"It's here! It's here!" the entire Internet yelled on May 18th. If you weren't on Earth at the time, Duolingo's much anticipated Japanese course was released on iOS after what felt like ages.
If you aren't familiar, Duolingo is a language learning site for a ton of different languages, from Italian to Portuguese to Irish to Hebrew. And best of all, it's all free!
The Duolingo teaching method includes a few key things: - Repetition - +1 learning - Intuitive teaching
Lessons evolve and change as you progress and you have to go back and review old material to make sure you're not forgetting anything. Instead of lessons explaining "this is past tense" or "this is a verb," they use your knowledge of (in this case) English and let you intuit what you're learning. This promotes active learning, rather than passive. It also gets rid of the boring "book-learning" style many resources use. So if you hate traditional textbooks, this could be your way to get a foot in the door of any language.

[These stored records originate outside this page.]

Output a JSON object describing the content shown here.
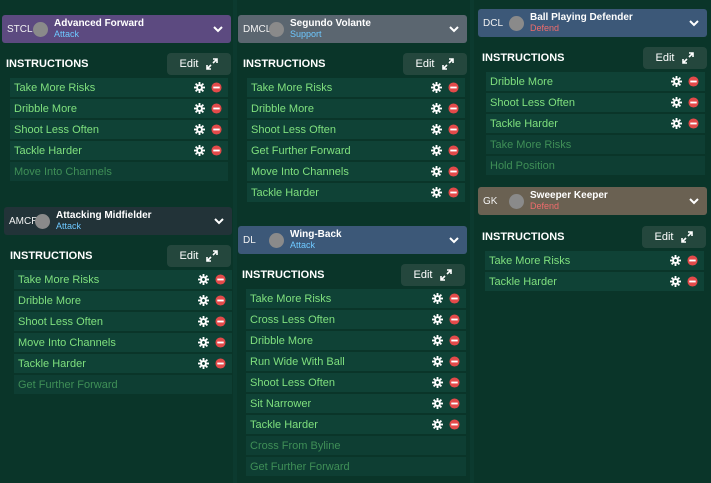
{
  "colors": {
    "attack": "#6ec8ff",
    "support": "#6ec8ff",
    "defend": "#ef6c6c",
    "active_instruction": "#7fe07e",
    "inactive_instruction": "#3f8f57",
    "remove": "#e34a4a"
  },
  "instructions_label": "INSTRUCTIONS",
  "edit_label": "Edit",
  "cards": [
    {
      "position": "STCL",
      "role": "Advanced Forward",
      "duty": "Attack",
      "header_color": "#5c4a80",
      "instructions": [
        {
          "label": "Take More Risks",
          "active": true
        },
        {
          "label": "Dribble More",
          "active": true
        },
        {
          "label": "Shoot Less Often",
          "active": true
        },
        {
          "label": "Tackle Harder",
          "active": true
        },
        {
          "label": "Move Into Channels",
          "active": false
        }
      ]
    },
    {
      "position": "AMCR",
      "role": "Attacking Midfielder",
      "duty": "Attack",
      "header_color": "#223338",
      "instructions": [
        {
          "label": "Take More Risks",
          "active": true
        },
        {
          "label": "Dribble More",
          "active": true
        },
        {
          "label": "Shoot Less Often",
          "active": true
        },
        {
          "label": "Move Into Channels",
          "active": true
        },
        {
          "label": "Tackle Harder",
          "active": true
        },
        {
          "label": "Get Further Forward",
          "active": false
        }
      ]
    },
    {
      "position": "DMCL",
      "role": "Segundo Volante",
      "duty": "Support",
      "header_color": "#5b6670",
      "instructions": [
        {
          "label": "Take More Risks",
          "active": true
        },
        {
          "label": "Dribble More",
          "active": true
        },
        {
          "label": "Shoot Less Often",
          "active": true
        },
        {
          "label": "Get Further Forward",
          "active": true
        },
        {
          "label": "Move Into Channels",
          "active": true
        },
        {
          "label": "Tackle Harder",
          "active": true
        }
      ]
    },
    {
      "position": "DL",
      "role": "Wing-Back",
      "duty": "Attack",
      "header_color": "#3c5878",
      "instructions": [
        {
          "label": "Take More Risks",
          "active": true
        },
        {
          "label": "Cross Less Often",
          "active": true
        },
        {
          "label": "Dribble More",
          "active": true
        },
        {
          "label": "Run Wide With Ball",
          "active": true
        },
        {
          "label": "Shoot Less Often",
          "active": true
        },
        {
          "label": "Sit Narrower",
          "active": true
        },
        {
          "label": "Tackle Harder",
          "active": true
        },
        {
          "label": "Cross From Byline",
          "active": false
        },
        {
          "label": "Get Further Forward",
          "active": false
        }
      ]
    },
    {
      "position": "DCL",
      "role": "Ball Playing Defender",
      "duty": "Defend",
      "header_color": "#3c5878",
      "instructions": [
        {
          "label": "Dribble More",
          "active": true
        },
        {
          "label": "Shoot Less Often",
          "active": true
        },
        {
          "label": "Tackle Harder",
          "active": true
        },
        {
          "label": "Take More Risks",
          "active": false
        },
        {
          "label": "Hold Position",
          "active": false
        }
      ]
    },
    {
      "position": "GK",
      "role": "Sweeper Keeper",
      "duty": "Defend",
      "header_color": "#6a6152",
      "instructions": [
        {
          "label": "Take More Risks",
          "active": true
        },
        {
          "label": "Tackle Harder",
          "active": true
        }
      ]
    }
  ]
}
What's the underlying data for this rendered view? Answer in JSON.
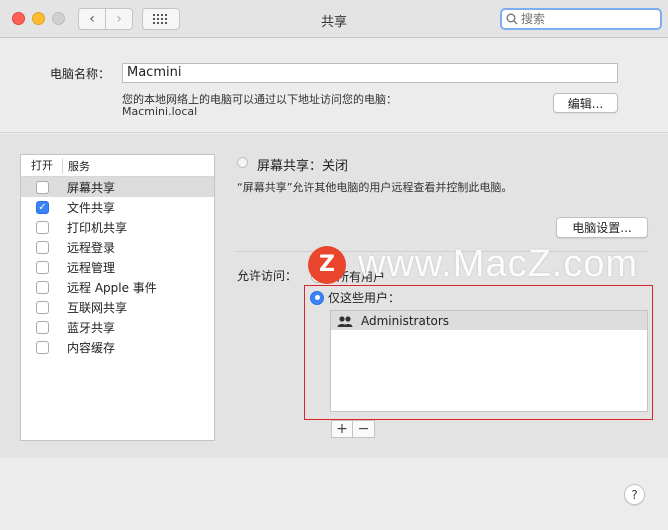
{
  "window": {
    "title": "共享",
    "search_placeholder": "搜索"
  },
  "computer": {
    "name_label": "电脑名称：",
    "name_value": "Macmini",
    "address_desc": "您的本地网络上的电脑可以通过以下地址访问您的电脑：",
    "address_host": "Macmini.local",
    "edit_label": "编辑..."
  },
  "services": {
    "col_on": "打开",
    "col_service": "服务",
    "items": [
      {
        "label": "屏幕共享",
        "checked": false,
        "selected": true
      },
      {
        "label": "文件共享",
        "checked": true,
        "selected": false
      },
      {
        "label": "打印机共享",
        "checked": false,
        "selected": false
      },
      {
        "label": "远程登录",
        "checked": false,
        "selected": false
      },
      {
        "label": "远程管理",
        "checked": false,
        "selected": false
      },
      {
        "label": "远程 Apple 事件",
        "checked": false,
        "selected": false
      },
      {
        "label": "互联网共享",
        "checked": false,
        "selected": false
      },
      {
        "label": "蓝牙共享",
        "checked": false,
        "selected": false
      },
      {
        "label": "内容缓存",
        "checked": false,
        "selected": false
      }
    ]
  },
  "detail": {
    "status": "屏幕共享：关闭",
    "description": "“屏幕共享”允许其他电脑的用户远程查看并控制此电脑。",
    "settings_label": "电脑设置...",
    "access_label": "允许访问：",
    "option_all": "所有用户",
    "option_only": "仅这些用户：",
    "users": [
      "Administrators"
    ],
    "add_label": "+",
    "remove_label": "−"
  },
  "help_label": "?",
  "watermark": {
    "logo": "Z",
    "text": "www.MacZ.com"
  },
  "colors": {
    "accent": "#3c82f7",
    "highlight_box": "#d8262c"
  }
}
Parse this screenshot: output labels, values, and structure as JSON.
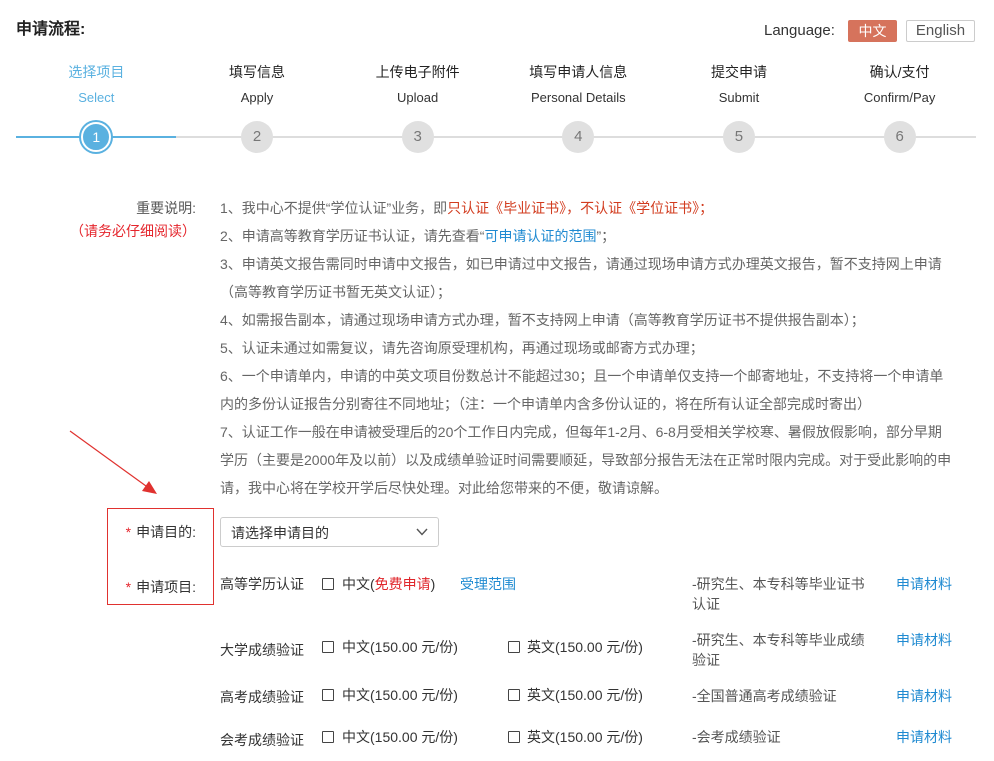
{
  "header": {
    "title": "申请流程:",
    "language_label": "Language:",
    "lang_zh": "中文",
    "lang_en": "English"
  },
  "current_step": 1,
  "steps": [
    {
      "num": "1",
      "zh": "选择项目",
      "en": "Select"
    },
    {
      "num": "2",
      "zh": "填写信息",
      "en": "Apply"
    },
    {
      "num": "3",
      "zh": "上传电子附件",
      "en": "Upload"
    },
    {
      "num": "4",
      "zh": "填写申请人信息",
      "en": "Personal Details"
    },
    {
      "num": "5",
      "zh": "提交申请",
      "en": "Submit"
    },
    {
      "num": "6",
      "zh": "确认/支付",
      "en": "Confirm/Pay"
    }
  ],
  "notes": {
    "label": "重要说明:",
    "warning": "（请务必仔细阅读）",
    "items": [
      {
        "text": "1、我中心不提供“学位认证”业务，即",
        "highlight": "只认证《毕业证书》，不认证《学位证书》；"
      },
      {
        "text": "2、申请高等教育学历证书认证，请先查看“",
        "link": "可申请认证的范围",
        "text_after": "”；"
      },
      {
        "text": "3、申请英文报告需同时申请中文报告，如已申请过中文报告，请通过现场申请方式办理英文报告，暂不支持网上申请（高等教育学历证书暂无英文认证）；"
      },
      {
        "text": "4、如需报告副本，请通过现场申请方式办理，暂不支持网上申请（高等教育学历证书不提供报告副本）；"
      },
      {
        "text": "5、认证未通过如需复议，请先咨询原受理机构，再通过现场或邮寄方式办理；"
      },
      {
        "text": "6、一个申请单内，申请的中英文项目份数总计不能超过30；且一个申请单仅支持一个邮寄地址，不支持将一个申请单内的多份认证报告分别寄往不同地址；（注：一个申请单内含多份认证的，将在所有认证全部完成时寄出）"
      },
      {
        "text": "7、认证工作一般在申请被受理后的20个工作日内完成，但每年1-2月、6-8月受相关学校寒、暑假放假影响，部分早期学历（主要是2000年及以前）以及成绩单验证时间需要顺延，导致部分报告无法在正常时限内完成。对于受此影响的申请，我中心将在学校开学后尽快处理。对此给您带来的不便，敬请谅解。"
      }
    ]
  },
  "form": {
    "purpose": {
      "mark": "*",
      "label": "申请目的:",
      "placeholder": "请选择申请目的"
    },
    "project": {
      "mark": "*",
      "label": "申请项目:"
    },
    "rows": [
      {
        "name": "高等学历认证",
        "zh_prefix": "中文(",
        "zh_free": "免费申请",
        "zh_suffix": ")",
        "scope_link": "受理范围",
        "desc": "-研究生、本专科等毕业证书认证",
        "materials_link": "申请材料"
      },
      {
        "name": "大学成绩验证",
        "zh_option": "中文(150.00 元/份)",
        "en_option": "英文(150.00 元/份)",
        "desc": "-研究生、本专科等毕业成绩验证",
        "materials_link": "申请材料"
      },
      {
        "name": "高考成绩验证",
        "zh_option": "中文(150.00 元/份)",
        "en_option": "英文(150.00 元/份)",
        "desc": "-全国普通高考成绩验证",
        "materials_link": "申请材料"
      },
      {
        "name": "会考成绩验证",
        "zh_option": "中文(150.00 元/份)",
        "en_option": "英文(150.00 元/份)",
        "desc": "-会考成绩验证",
        "materials_link": "申请材料"
      }
    ]
  },
  "colors": {
    "step_active": "#5ab1e0",
    "lang_active_bg": "#d6735c",
    "required_red": "#e5262d",
    "note_highlight": "#d23c1f",
    "link_blue": "#1f8ad1",
    "annotation_red": "#e0322f"
  },
  "icons": {
    "select_chevron": "chevron-down-icon",
    "annotation": "arrow-icon"
  }
}
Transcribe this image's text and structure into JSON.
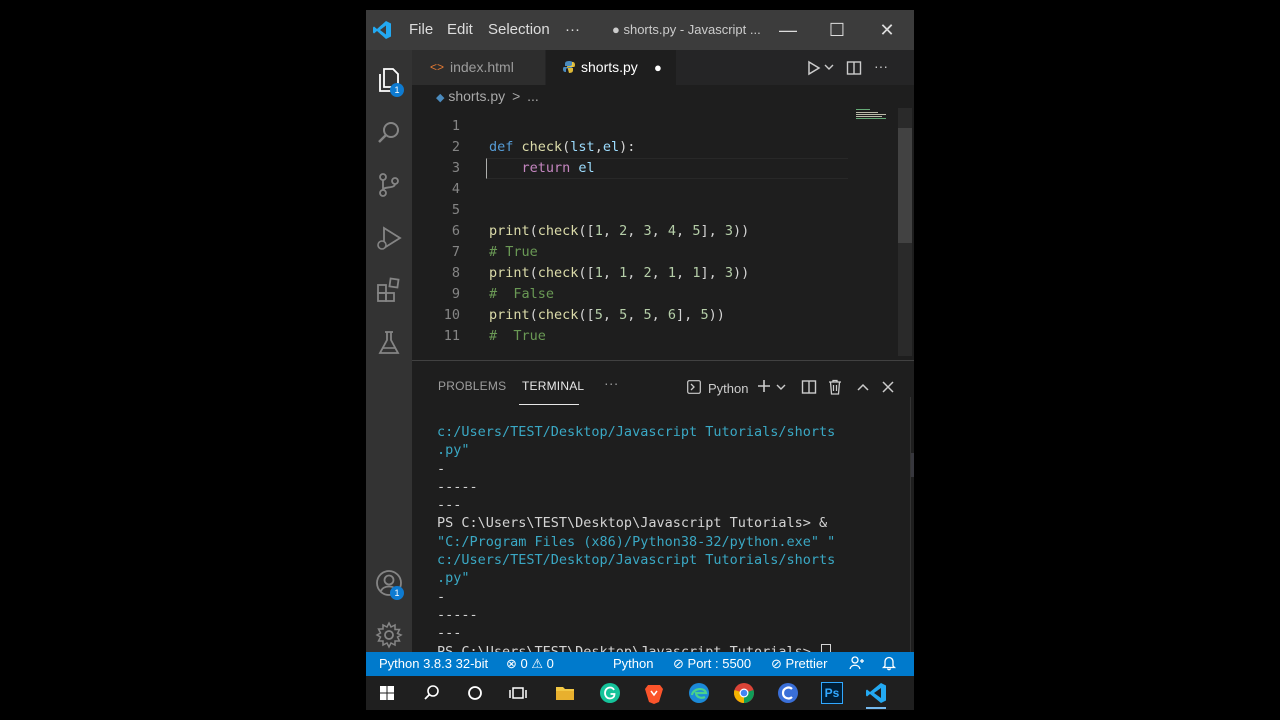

In the Japanese course they teach hiragana, katakana, kanji, vocabulary, sentence structure, and grammar through themes like Activity, Directions, Objects, Food, Clothes, Shopping, and Classroom. Each section builds on the last, using vocabulary and grammar patterns you've already learned. And if you aren't a complete beginner, you have the ability to test out of lesson batches instead of working your way through them manually.
As with any new product, there are some errors in the course, so make sure to report them on the app when you find them. The best way to make a free course better is with tons of user feedback. Another bummer is there is no spoken element on the user end, unlike most language courses on Duolingo. Language courses like Spanish, French, and Italian have you speak into your microphone to practice your pronunciation, but the Japanese course has no spoken feedback. Hopefully this feature will be added in the future, but for now it's focused on writing and listening.
All in all, it's a solid tool for beginners to learn Japanese free.